Close to the sea and catching afternoon sun, the bays are quite steep with the lower reaches having homes, many with spectacular harbour views. Higher up there is mainly native bush and trees. With a locally administered possum eradication programme much of the native bush has regenerated including some magnificent red flowering northern rātā trees. The bush has numerous tracks running to and from them including a track along the entire bays hills ridge. It also has sheltered swimming beaches that are a major attraction. Eastbourne is also a popular windsurfing and kitesurfing location due to Wellington’s frequently windy weather.

There is a regular trans-harbour ferry service between Wellington and Eastbourne, which docks at the Days Bay wharf in Eastbourne and at Queen's Wharf close to down-town Wellington. The ferry is an alternative to (and is normally faster than) the bus link run by Valley Flyer around the harbour. A one-way ferry journey takes about 25 minutes, while a bus or car from Wellington can take 30 minutes, and closer to 60 minutes during rush hour.

Prior to its amalgamation into Lower Hutt, the Borough of Eastbourne was a separate town, with its own council and civic administration. The Eastbourne Community Board is a remnant of the town council and remains vocal on local issues. After much unhappiness with the council and community board an independent group calling itself "Eastbourne Rights" was set up and one of its first issues was to promote the secession from Lower Hutt and amalgamation with Wellington City Council.

Eastbourne has one volunteer fire brigade which is located in Makaro Street, near one of the three local primary schools, Muritai School. The other schools are San Antonio School and Wellesley College.

The main township has cafes, a delicatessen, a book shop, restaurants, a small supermarket, several takeaways, a fresh fruit & vegetable shop, a dairy, a pharmacy, an antique shop, pub (tavern), beauty salons, gift shops, a butcher, a computer shop, and a woman's fashion boutique.

At the end of Eastbourne beyond Burdan's gate there is a long pedestrian-only coastal road (unsealed) which extends out to the Wellington Harbour entrance heads. The backdrop terrain is steep, exposed and beautifully natural. There are three lighthouses at the heads. The coastal road is a popular weekend walk for locals and tourists.
History
Days Bay
Days Bay, 1920s
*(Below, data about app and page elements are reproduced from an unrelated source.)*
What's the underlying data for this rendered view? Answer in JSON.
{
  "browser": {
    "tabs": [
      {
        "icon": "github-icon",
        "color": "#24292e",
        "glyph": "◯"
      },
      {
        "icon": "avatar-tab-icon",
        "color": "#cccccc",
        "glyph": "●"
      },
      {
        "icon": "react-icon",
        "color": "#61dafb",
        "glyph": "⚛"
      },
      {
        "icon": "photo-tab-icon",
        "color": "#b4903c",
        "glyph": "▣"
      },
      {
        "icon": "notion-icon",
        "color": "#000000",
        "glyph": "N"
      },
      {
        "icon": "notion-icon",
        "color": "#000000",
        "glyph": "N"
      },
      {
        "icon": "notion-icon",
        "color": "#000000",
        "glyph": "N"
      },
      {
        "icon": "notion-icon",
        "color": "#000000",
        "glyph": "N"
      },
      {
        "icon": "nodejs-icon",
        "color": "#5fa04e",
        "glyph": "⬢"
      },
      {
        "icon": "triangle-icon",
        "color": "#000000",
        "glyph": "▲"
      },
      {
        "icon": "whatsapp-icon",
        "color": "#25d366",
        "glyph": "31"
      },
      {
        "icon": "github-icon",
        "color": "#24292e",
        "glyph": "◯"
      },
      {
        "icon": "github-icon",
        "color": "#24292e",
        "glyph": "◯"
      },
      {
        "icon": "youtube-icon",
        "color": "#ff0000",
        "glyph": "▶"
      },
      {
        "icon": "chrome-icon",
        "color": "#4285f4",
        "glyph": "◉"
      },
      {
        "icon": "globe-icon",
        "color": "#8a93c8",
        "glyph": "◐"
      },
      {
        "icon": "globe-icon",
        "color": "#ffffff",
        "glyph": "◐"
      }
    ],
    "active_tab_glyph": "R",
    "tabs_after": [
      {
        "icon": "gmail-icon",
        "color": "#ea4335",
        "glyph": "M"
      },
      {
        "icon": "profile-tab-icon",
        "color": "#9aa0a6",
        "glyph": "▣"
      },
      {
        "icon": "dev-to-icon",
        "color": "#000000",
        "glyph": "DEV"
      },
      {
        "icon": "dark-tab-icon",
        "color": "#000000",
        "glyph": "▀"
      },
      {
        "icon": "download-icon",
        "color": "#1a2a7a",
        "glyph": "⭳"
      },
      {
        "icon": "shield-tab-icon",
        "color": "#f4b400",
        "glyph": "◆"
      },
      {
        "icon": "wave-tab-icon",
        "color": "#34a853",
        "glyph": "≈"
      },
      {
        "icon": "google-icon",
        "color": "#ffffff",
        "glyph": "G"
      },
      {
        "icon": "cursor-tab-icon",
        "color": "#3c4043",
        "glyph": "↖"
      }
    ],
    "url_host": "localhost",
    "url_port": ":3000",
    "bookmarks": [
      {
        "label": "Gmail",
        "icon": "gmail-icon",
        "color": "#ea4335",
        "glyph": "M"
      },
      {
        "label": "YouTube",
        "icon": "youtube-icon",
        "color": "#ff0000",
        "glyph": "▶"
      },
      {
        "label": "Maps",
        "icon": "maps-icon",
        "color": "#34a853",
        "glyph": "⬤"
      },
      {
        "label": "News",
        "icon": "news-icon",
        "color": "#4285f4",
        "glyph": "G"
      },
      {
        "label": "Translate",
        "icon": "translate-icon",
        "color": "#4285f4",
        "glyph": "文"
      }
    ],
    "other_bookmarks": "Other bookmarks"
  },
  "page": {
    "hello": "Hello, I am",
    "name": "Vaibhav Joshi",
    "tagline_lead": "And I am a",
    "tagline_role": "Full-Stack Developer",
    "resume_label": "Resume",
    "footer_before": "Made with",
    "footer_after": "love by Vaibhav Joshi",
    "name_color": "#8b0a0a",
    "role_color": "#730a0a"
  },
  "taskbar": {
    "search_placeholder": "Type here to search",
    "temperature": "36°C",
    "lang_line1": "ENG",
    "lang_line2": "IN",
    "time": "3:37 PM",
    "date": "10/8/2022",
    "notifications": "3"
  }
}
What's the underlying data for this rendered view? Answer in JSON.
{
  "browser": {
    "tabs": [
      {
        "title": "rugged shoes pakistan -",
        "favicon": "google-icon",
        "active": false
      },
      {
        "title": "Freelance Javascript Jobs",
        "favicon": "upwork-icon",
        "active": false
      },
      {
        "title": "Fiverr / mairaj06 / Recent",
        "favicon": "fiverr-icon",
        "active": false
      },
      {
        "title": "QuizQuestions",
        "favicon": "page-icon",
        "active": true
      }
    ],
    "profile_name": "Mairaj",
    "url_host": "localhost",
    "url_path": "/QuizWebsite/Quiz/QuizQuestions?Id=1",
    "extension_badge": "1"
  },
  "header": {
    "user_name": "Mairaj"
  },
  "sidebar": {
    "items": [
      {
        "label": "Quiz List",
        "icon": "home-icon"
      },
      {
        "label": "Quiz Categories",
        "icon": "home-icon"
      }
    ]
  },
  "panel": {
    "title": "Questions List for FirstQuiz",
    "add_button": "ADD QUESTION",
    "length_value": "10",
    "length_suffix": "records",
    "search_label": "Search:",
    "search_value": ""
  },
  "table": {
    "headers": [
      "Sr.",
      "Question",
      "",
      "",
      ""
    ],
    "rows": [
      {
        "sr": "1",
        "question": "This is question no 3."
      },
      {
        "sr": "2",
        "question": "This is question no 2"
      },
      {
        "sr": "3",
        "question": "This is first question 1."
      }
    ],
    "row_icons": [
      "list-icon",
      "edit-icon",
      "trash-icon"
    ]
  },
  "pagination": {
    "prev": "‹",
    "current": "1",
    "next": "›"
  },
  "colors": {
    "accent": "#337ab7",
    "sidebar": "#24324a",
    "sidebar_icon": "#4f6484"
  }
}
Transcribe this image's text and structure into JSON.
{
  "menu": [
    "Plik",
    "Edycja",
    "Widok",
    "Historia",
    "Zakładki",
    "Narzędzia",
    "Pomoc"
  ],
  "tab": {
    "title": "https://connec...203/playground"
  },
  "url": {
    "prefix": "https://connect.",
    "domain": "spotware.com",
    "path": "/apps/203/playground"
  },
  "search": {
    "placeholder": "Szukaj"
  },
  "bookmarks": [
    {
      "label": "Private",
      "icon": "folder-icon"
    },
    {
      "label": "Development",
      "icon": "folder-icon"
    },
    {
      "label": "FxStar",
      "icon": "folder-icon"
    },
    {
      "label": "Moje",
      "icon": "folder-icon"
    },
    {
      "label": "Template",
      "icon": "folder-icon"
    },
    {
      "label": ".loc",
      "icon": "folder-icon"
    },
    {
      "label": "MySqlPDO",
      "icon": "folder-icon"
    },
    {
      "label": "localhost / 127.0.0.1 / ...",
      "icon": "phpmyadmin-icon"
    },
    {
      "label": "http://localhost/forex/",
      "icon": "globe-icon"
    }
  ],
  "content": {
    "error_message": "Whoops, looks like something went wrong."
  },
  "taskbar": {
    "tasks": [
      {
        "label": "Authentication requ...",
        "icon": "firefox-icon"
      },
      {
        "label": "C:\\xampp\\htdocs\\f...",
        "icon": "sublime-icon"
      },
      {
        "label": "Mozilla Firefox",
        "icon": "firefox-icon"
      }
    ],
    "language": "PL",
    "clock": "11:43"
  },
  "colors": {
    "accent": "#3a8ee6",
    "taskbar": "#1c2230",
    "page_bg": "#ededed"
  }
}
Days Bay was originally called Hawtrey Bay. It was settled by the Day family who had emigrated in 1841 from Kent aboard the Arab. William Tod appears to have employed George Day to look after his interests in the area while he went south. They had permission to cut and sell firewood and timber. The Days built their house in the bay and operated a schooner that ferried early settlers between the Hutt Valley and Wellington. After their house was severely damaged by an earthquake, the Day family left the bay in November 1849 aboard the schooner Flirt, which was captained by their eldest son George Fredrick Day, and sailed to Lyttelton in Canterbury, where the settlement of Christchurch took place. By December 1849 the family had settled in Sumner and George Day had become a road construction overseer, while the rest of the family appears to have continued their firewood, timber and shipping activities.

Days Bay has particular associations with the young Katherine Mansfield, as her parents owned a holiday house in the bay. The story "At the Bay" was based on her experiences of staying in Days Bay as a child.

The wharf in Days Bay was built by brothers Maurice (aka Morris) and John Kleinjan, who immigrated from the Netherlands and set up a successful construction company. The first step onto the wharf has Kleinjan Brothers carved into the concrete.
See also

Eastbourne, East Sussex, United Kingdom. This is where we (and this website, and its advertisers) are. Except when we are on holiday in Easebourne or Eastbourne, New Zealand of course.